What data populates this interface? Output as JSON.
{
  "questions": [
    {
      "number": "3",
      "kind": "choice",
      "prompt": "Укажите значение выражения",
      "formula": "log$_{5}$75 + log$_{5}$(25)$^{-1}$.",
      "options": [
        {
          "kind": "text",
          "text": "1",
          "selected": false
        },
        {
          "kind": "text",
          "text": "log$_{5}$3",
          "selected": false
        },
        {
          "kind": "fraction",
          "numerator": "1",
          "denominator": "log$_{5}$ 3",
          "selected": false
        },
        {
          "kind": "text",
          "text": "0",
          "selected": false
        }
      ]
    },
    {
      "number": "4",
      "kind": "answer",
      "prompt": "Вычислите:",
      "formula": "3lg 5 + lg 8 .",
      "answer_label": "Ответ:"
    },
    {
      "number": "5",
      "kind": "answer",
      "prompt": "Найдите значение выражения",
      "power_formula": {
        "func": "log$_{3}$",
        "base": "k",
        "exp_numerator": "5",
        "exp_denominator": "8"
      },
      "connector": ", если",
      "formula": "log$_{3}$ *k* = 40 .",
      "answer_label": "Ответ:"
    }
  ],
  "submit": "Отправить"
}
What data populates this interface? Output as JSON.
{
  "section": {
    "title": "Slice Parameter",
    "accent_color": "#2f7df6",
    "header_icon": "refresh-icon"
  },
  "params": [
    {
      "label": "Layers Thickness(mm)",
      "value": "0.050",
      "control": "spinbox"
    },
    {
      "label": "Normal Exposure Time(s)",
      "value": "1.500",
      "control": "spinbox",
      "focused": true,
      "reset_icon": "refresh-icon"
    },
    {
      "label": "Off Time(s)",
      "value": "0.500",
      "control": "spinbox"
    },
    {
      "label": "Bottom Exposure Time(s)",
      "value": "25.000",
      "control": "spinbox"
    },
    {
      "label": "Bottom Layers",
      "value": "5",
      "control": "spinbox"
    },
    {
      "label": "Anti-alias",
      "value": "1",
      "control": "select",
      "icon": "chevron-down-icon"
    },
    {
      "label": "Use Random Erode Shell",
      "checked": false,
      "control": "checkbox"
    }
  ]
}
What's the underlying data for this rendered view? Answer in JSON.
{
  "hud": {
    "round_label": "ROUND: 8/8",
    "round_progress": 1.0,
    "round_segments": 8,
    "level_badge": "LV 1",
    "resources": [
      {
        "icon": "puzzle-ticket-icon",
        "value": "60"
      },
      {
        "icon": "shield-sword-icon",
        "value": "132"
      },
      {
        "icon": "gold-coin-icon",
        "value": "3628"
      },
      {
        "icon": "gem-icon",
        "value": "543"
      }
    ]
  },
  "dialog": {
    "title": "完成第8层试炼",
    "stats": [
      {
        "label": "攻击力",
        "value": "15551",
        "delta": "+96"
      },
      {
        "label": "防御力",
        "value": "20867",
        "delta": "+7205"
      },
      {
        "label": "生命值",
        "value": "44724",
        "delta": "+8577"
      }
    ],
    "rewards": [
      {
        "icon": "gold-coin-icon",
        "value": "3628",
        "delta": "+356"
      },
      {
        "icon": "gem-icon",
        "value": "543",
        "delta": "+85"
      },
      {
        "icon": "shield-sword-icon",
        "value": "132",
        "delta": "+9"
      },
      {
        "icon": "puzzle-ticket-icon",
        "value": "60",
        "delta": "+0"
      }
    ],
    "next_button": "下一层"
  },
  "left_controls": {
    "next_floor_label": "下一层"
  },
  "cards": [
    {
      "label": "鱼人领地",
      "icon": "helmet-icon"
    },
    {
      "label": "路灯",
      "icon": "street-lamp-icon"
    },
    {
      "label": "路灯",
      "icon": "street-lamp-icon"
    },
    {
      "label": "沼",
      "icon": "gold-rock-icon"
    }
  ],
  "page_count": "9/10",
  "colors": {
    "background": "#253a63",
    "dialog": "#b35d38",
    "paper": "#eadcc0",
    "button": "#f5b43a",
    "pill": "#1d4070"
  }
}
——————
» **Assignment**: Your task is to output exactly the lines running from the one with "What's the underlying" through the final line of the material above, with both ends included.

» **Solution to this task**:
What's the underlying data for this rendered view? Answer in JSON.
{
  "hud": {
    "round_label": "ROUND: 8/8",
    "round_progress": 1.0,
    "round_segments": 8,
    "level_badge": "LV 1",
    "resources": [
      {
        "icon": "puzzle-ticket-icon",
        "value": "60"
      },
      {
        "icon": "shield-sword-icon",
        "value": "132"
      },
      {
        "icon": "gold-coin-icon",
        "value": "3628"
      },
      {
        "icon": "gem-icon",
        "value": "543"
      }
    ]
  },
  "dialog": {
    "title": "完成第8层试炼",
    "stats": [
      {
        "label": "攻击力",
        "value": "15551",
        "delta": "+96"
      },
      {
        "label": "防御力",
        "value": "20867",
        "delta": "+7205"
      },
      {
        "label": "生命值",
        "value": "44724",
        "delta": "+8577"
      }
    ],
    "rewards": [
      {
        "icon": "gold-coin-icon",
        "value": "3628",
        "delta": "+356"
      },
      {
        "icon": "gem-icon",
        "value": "543",
        "delta": "+85"
      },
      {
        "icon": "shield-sword-icon",
        "value": "132",
        "delta": "+9"
      },
      {
        "icon": "puzzle-ticket-icon",
        "value": "60",
        "delta": "+0"
      }
    ],
    "next_button": "下一层"
  },
  "left_controls": {
    "next_floor_label": "下一层"
  },
  "cards": [
    {
      "label": "鱼人领地",
      "icon": "helmet-icon"
    },
    {
      "label": "路灯",
      "icon": "street-lamp-icon"
    },
    {
      "label": "路灯",
      "icon": "street-lamp-icon"
    },
    {
      "label": "沼",
      "icon": "gold-rock-icon"
    }
  ],
  "page_count": "9/10",
  "colors": {
    "background": "#253a63",
    "dialog": "#b35d38",
    "paper": "#eadcc0",
    "button": "#f5b43a",
    "pill": "#1d4070"
  }
}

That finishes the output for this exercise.